Indeed, it did take quite an effort to make my way through deep snow in the woods, but I didn't feel it was safe to go out on the ice where the snow wasn't so deep. Because the river rises and falls with dam operations, the ice breaks at the edge and water pours over the surface, weakening the ice. It was obvious from their tracks that many animals had ventured out there, quite likely to drink from the only liquid water to be found for miles around.
Lots and lots of trails on the river today, and I'm guessing that almost every one of them was made by minks.

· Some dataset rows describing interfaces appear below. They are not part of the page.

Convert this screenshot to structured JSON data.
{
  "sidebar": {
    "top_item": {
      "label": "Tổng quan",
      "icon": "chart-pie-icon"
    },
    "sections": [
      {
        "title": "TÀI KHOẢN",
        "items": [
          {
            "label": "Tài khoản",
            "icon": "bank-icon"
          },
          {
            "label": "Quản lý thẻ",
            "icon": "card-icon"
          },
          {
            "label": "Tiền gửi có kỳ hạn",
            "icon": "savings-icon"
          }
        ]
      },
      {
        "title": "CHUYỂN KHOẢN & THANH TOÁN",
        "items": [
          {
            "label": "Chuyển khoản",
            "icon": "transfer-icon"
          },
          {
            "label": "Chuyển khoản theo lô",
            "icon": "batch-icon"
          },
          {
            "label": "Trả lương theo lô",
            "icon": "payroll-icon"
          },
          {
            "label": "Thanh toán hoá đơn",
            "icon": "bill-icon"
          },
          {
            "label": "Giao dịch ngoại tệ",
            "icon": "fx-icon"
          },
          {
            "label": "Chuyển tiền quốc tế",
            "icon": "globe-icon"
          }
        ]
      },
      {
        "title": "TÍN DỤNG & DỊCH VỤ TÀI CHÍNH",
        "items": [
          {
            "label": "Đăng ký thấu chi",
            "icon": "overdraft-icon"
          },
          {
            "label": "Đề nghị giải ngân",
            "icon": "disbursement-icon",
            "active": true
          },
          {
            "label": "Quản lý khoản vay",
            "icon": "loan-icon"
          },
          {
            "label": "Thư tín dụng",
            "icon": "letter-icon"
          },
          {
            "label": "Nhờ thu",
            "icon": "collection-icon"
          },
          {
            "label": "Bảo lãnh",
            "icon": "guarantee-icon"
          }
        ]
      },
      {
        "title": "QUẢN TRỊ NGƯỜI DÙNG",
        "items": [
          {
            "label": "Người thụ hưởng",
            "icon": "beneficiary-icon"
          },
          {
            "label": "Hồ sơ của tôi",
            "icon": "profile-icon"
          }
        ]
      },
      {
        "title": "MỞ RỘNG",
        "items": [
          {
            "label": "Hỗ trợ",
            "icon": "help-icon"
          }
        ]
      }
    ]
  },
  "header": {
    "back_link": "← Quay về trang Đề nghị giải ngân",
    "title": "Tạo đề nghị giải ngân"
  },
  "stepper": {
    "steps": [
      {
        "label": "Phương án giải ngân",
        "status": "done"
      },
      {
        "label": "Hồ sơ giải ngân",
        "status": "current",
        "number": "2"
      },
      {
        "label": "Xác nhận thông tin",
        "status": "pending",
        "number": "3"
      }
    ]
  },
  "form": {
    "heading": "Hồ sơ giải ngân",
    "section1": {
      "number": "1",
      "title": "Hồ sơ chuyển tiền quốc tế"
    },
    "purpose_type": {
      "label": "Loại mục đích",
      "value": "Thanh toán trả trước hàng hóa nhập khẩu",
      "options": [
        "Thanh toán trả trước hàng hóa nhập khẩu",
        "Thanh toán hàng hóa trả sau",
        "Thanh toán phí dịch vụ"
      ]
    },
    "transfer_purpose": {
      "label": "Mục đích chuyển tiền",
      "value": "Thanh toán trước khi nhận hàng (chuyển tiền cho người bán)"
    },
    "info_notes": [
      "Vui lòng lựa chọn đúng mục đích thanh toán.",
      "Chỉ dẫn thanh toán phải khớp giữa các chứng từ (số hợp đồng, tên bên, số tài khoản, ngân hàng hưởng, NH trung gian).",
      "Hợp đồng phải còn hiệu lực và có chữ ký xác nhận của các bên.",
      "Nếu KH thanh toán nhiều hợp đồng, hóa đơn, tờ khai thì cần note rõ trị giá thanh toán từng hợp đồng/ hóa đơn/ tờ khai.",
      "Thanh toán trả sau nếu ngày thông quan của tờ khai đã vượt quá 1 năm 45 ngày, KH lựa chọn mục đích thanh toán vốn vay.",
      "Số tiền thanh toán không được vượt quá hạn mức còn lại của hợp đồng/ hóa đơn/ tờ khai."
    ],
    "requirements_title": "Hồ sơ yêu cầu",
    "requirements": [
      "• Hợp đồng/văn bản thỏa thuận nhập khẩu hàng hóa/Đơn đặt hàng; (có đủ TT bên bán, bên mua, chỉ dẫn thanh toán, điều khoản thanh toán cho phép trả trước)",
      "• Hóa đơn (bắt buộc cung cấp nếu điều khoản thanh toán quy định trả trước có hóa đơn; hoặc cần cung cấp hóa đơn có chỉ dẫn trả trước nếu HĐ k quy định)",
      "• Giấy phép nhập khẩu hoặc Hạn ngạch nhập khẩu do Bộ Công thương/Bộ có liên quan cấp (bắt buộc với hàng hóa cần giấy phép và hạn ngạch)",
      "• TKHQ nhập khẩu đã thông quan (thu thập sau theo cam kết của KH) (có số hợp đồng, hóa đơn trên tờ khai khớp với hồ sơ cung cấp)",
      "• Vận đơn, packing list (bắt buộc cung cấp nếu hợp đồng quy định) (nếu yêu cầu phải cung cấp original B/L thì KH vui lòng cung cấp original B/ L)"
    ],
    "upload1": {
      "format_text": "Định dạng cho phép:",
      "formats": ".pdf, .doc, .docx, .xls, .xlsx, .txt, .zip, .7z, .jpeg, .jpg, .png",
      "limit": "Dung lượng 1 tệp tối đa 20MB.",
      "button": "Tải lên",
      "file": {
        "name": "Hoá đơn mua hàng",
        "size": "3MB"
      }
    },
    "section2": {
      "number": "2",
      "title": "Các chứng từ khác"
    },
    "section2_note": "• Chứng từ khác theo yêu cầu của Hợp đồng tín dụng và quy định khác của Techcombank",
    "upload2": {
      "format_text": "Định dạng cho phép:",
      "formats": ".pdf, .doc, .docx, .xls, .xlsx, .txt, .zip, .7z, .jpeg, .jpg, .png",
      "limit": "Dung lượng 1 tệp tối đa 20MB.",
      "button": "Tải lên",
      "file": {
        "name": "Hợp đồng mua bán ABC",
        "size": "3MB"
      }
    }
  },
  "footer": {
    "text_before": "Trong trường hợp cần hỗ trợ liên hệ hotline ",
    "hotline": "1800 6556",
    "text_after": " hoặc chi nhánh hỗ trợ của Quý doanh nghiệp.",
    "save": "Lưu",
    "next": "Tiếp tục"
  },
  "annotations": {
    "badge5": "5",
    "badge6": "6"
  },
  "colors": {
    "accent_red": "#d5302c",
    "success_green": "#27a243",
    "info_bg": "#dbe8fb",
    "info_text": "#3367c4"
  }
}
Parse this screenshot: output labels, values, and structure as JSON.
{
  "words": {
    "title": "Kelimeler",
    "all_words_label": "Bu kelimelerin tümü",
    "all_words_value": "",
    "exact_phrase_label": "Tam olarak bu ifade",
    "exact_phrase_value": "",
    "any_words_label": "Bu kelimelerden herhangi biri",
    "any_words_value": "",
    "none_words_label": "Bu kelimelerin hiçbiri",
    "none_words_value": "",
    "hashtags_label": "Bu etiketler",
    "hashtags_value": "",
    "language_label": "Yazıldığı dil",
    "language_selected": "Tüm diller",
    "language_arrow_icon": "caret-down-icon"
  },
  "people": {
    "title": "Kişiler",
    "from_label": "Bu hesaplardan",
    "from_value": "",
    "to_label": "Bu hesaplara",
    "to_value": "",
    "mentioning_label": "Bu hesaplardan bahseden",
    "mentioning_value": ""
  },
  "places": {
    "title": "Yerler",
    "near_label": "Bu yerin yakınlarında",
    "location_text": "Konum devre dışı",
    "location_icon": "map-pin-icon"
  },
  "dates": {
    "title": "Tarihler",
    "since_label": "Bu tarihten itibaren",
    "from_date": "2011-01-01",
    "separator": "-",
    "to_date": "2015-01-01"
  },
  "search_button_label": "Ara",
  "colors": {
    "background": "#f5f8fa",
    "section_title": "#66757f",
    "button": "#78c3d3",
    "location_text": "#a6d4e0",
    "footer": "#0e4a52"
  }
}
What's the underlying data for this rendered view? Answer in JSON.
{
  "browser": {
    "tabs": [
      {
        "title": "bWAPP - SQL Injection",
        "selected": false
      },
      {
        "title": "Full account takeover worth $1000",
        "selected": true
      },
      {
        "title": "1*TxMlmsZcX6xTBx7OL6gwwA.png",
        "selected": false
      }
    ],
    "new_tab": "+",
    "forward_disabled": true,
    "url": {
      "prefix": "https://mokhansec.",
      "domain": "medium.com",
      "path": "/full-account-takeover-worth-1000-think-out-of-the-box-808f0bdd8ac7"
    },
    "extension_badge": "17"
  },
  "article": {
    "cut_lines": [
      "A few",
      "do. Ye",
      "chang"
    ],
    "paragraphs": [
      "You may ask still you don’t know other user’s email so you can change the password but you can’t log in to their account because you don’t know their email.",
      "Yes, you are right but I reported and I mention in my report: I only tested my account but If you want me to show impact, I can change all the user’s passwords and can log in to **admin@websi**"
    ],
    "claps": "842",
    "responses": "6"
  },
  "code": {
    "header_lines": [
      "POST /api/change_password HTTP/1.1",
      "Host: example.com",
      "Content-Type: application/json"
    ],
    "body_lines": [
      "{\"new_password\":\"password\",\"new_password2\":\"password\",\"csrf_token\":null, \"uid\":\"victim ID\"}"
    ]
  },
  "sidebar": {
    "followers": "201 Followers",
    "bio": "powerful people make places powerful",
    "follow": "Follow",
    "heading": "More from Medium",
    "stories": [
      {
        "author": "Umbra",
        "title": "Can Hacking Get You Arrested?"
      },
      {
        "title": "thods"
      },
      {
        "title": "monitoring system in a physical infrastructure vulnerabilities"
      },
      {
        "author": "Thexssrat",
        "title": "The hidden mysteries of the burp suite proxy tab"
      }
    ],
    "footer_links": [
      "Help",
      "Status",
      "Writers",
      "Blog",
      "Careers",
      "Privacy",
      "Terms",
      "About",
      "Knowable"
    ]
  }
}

I don't know where the coyotes and foxes and fishers are traveling these days, but not through the deep snow of these woods.
One reason I think that minks made these trails (aside from the aquatic habitat) is that they made tunnels through the snow of just about the same size as a mink's diameter.
Here was a different track! Looks like a bunch of turkeys were wandering out on the ice.
This imprint of a turkey's tail feathers confirmed my guess.
I was struck by the stark beauty of these alder twigs silhouetted against the snow, reminding me of Japanese ink drawings I have seen, perhaps of plum blossoms. (Ah, plum blossoms! Spring!)
Here was a flash of bright color in these snowy woods! Some vivid orange-red growth has infested the bark of this birch tree. From a distance it looked as if blood was streaming down the trunk.
Is this a fungus? Or is it a lichen? I wonder if someone can tell me.
More odd stuff. Fungal blobs proliferating on the trunks of Hop Hornbeam trees. Looked like a family of hedgehogs climbing the trees.
I couldn't pry up the frozen ruffles to examine the underside, so I don't know how to ID these growths, either. The tops look a bit like Turkey Tail, but I've never seen that fungus form tight blobs like this.
Update: A very helpful fellow blogger named Don Butler (www.wcny.blogspot.com) has suggested that the red stuff oozing from the birch bark could be the fungus Phlebia radiata, and that these blobby fungi on the Hop Hornbeams could be Sweet Knot (Globifomes graveblens). Two new fungi for me, and a wonderful new blog to follow as well. Thanks, Don!
When I first started out through the woods today, I was freezing. But after trudging through this deep snow, it didn't take long before I started stripping off scarf and hat and unzipping my coat. Oof! Hard work, indeed!
Heading home, I was glad to step out of the woods onto this plowed road for the last couple hundred yards to my car. I've been hunkering down too much this frigid February, and I can tell my endurance has suffered. But hey, it's MARCH on Sunday! Winter will soon be over. Won't it?